Health disparities experienced by minorities in West Virginia will be the topic of the Inaugural Minority Health Fair from 12 p.m. to 7 p.m. Thursday, Oct. 17 in BE5 of the Memorial Student Center.
Issues ranging from misdiagnoses and lack of health literacy will be covered at the fair, said Minority Health Coordinator LaDawna Walker-Dean.
“The objective is to help bridge the gap between the community and students and provide more health resources to minority students on campus,” Walker-Dean said. “I want to also inform the community that a minority is not just an African-American person, it can be any race depending on different variables including social status, income and population.”
Research done by the department states that minorities may be hesitant to seek health care due to various reasons, including prior misdiagnoses by medical professionals and a lack of health literacy.
Student volunteer and secretary of the Health Science Society, Jay Salters, said he is thrilled to take part in the event.
“This is really important because minorities don’t have much representation on Marshall’s campus and learning about disparities amongst minorities will allow the community to better understand the barriers associated with obtaining the appropriate healthcare services,” Salters said. “The stereotypes and stigmas that are correlated with the word ‘minority’ should be eradicated and not only linked with African-Americans.”

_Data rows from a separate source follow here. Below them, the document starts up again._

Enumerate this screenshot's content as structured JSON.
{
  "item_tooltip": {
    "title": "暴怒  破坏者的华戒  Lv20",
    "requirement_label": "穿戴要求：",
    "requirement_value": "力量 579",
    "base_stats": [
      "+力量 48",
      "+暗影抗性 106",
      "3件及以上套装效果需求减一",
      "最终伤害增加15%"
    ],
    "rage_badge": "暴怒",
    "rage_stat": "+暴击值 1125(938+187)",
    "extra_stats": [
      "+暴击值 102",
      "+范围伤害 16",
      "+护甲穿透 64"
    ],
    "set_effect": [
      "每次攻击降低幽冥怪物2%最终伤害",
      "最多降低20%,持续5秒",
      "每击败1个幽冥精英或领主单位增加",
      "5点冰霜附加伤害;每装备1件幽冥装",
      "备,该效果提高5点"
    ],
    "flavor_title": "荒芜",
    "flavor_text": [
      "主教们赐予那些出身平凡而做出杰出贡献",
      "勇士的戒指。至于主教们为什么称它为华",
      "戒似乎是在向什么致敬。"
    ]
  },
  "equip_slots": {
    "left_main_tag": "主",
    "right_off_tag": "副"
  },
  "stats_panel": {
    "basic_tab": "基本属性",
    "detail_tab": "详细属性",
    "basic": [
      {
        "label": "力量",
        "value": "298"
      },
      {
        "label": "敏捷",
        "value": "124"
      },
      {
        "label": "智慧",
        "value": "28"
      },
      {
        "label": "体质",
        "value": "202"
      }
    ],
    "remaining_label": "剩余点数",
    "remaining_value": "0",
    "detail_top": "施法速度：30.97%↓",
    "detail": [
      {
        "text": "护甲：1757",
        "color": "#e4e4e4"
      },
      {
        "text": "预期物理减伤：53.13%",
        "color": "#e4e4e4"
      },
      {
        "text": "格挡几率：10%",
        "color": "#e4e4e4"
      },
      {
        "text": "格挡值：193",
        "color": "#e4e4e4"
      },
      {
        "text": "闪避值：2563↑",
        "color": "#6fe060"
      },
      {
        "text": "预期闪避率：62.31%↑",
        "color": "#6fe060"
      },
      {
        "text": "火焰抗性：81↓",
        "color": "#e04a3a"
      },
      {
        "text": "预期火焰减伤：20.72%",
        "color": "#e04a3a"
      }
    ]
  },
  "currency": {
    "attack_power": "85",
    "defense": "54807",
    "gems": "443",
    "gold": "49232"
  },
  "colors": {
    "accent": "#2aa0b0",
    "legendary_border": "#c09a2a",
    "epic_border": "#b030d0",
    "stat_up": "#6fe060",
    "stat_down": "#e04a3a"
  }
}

Dean of the Department of Public Health Anthony Woart said the minority population in West Virginia is roughly 5%, but there is a substantial disproportion in disease diagnoses and mortalities compared to the majority.
“Even though we have a very small population of minorities in West Virginia, the epidemic data in correlation to disease diagnoses in are significantly high in the minority populations,” Woart said.
Woart also said minorities disproportionally bear the burden of ailments in West Virginia including HIV/AIDS, diabetes and hypertension, meaning they are more likely to die from these illnesses.
The WV Minority Health Institute’s goal is to carry out health initiatives and decrease the number of mortality rates and diagnoses of different ailments through preventive care and proper medical treatment and resources, according to Woart.
Woart said he hopes the health fair brings awareness to the community about minorities and gives them information about the social determinants of acute and chronic diseases, including lack of awareness about access to health care, disease exposure and screening availability in the area.
Walker-Dean said her inspiration behind organizing the event came after doing research and realizing that Marshall has never had a Minority Health Fair on campus.
“We will have dynamic speakers and panel discussions to focus on raising awareness about different health disparities affecting minorities in the Tri-State area, including diabetes, HIV/AIDS, cardiovascular diseases and cancer,” Walker-Dean said. “Students may also be able to find employment, partnerships and collaboration with some of the community agents that will be coming to offer assistance and inform them of what services are available in Huntington.”
There will also be student vendors present to help spread awareness and provide information about resources on campus such as the LGBTQ+ Office and the psychology department.
Walker-Dean said the guest speaker is a Huntington native who was diagnosed with HIV and is a member of the LGBTQ+ community.
“The panel will be an open forum of discussion to help get to know one another while also eradicating stigma that goes on in our community and other minority communities,” Walker-Dean said.
Those interested in learning more information may contact Walker-Dean at [email protected]
Taylor Speight can be contacted at [email protected]